Today I'd like to point out a few common misconceptions that religious people have about evolution and science. A recent Washington Post "On Faith" article asserts that Richard Dawkins is a "high priest" of evolution, which is what inspired me today.
Evolution is not a religion. There are no beliefs in evolution that require any more faith than we all must have in our daily life. For example, the belief that our senses inform us about the world around us is a belief that everyone holds. Nowhere in evolution are we required to believe in something we cannot sense or use reason to deduce. The idea of evolution as a religion shows staggering ignorance of science and religion both.
However, many religious people still make the error of using religious hierarchy to describe atheists and scientists. Dawkins is called a "high priest worshipping at the feet of Charles Darwin" and "the world’s most loyal devotee of 'The Church of Evolution.'" Unfortunately for Jordan Sekulow, the author of these assertions, evolution does not actually meet anyone's definition of religion. I shouldn't have to mention that no one actually worships Darwin or any other scientist.
Clearly, by calling evolution a religion, Sekulow wishes to equate Dawkins' support of evolution with the actions of door-to-door missionaries, and to lower evolution to the level of mere baseless opinion. Evolution is a highly respected scientific theory with evidence and support from many areas of science, if not all sciences. Evolution and gravity are both scientific theories; in layman's terms, evolution is as much a fact as gravity is. In fact, some might say we know more about evolution than we do gravity!
By seeing evolution in its proper light as science, rather than a religion, Dawkins' message is clearly not an attempt at religious conversion. Instead, he is lamenting the popular tendency to conflate religion and science, and the resulting attitude that science is not important. Amusingly, Sekulow is upset that Dawkins considers these ideas ignorant and foolish.
Another error I see in this article is the idea that since most people believe something, it must be true. Sekulow claims that since a high percentage of Americans believe in God, and less than half believe in evolution, Dawkins could not possibly be correct that such beliefs are proof of ignorance. I can only assume Sekulow is unfamiliar with history, because otherwise he would be aware of many examples of the majority being completely wrong. Remember when everyone thought the Earth was flat? Or that the Earth was the center of the universe?

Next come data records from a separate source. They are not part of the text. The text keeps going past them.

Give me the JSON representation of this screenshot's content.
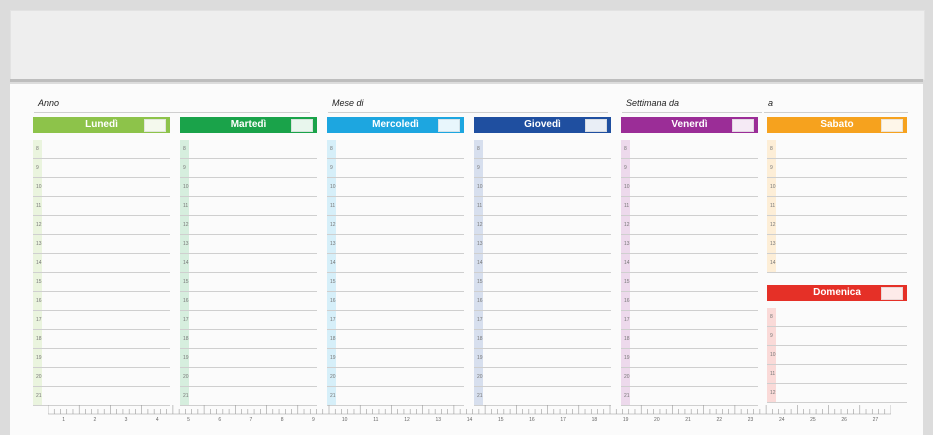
{
  "fields": {
    "anno": "Anno",
    "mese": "Mese di",
    "settimana": "Settimana da",
    "a": "a"
  },
  "days": [
    {
      "label": "Lunedì",
      "color": "#8dc34a",
      "hours": [
        "8",
        "9",
        "10",
        "11",
        "12",
        "13",
        "14",
        "15",
        "16",
        "17",
        "18",
        "19",
        "20",
        "21"
      ]
    },
    {
      "label": "Martedì",
      "color": "#1aa34a",
      "hours": [
        "8",
        "9",
        "10",
        "11",
        "12",
        "13",
        "14",
        "15",
        "16",
        "17",
        "18",
        "19",
        "20",
        "21"
      ]
    },
    {
      "label": "Mercoledì",
      "color": "#1da6e0",
      "hours": [
        "8",
        "9",
        "10",
        "11",
        "12",
        "13",
        "14",
        "15",
        "16",
        "17",
        "18",
        "19",
        "20",
        "21"
      ]
    },
    {
      "label": "Giovedì",
      "color": "#1f4fa0",
      "hours": [
        "8",
        "9",
        "10",
        "11",
        "12",
        "13",
        "14",
        "15",
        "16",
        "17",
        "18",
        "19",
        "20",
        "21"
      ]
    },
    {
      "label": "Venerdì",
      "color": "#9b2d97",
      "hours": [
        "8",
        "9",
        "10",
        "11",
        "12",
        "13",
        "14",
        "15",
        "16",
        "17",
        "18",
        "19",
        "20",
        "21"
      ]
    },
    {
      "label": "Sabato",
      "color": "#f6a21e",
      "hours": [
        "8",
        "9",
        "10",
        "11",
        "12",
        "13",
        "14"
      ]
    },
    {
      "label": "Domenica",
      "color": "#e53027",
      "hours": [
        "8",
        "9",
        "10",
        "11",
        "12"
      ]
    }
  ],
  "ruler_labels": [
    "1",
    "2",
    "3",
    "4",
    "5",
    "6",
    "7",
    "8",
    "9",
    "10",
    "11",
    "12",
    "13",
    "14",
    "15",
    "16",
    "17",
    "18",
    "19",
    "20",
    "21",
    "22",
    "23",
    "24",
    "25",
    "26",
    "27"
  ]
}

In closing, I'd like to point out that calling someone an elitist for being educated and expecting others to try to learn is despicable. It's the equivalent of writing "proud ignoramus" on your forehead. I'd also like to encourage everyone to spend some time learning about the scientific method and evolution before calling them false.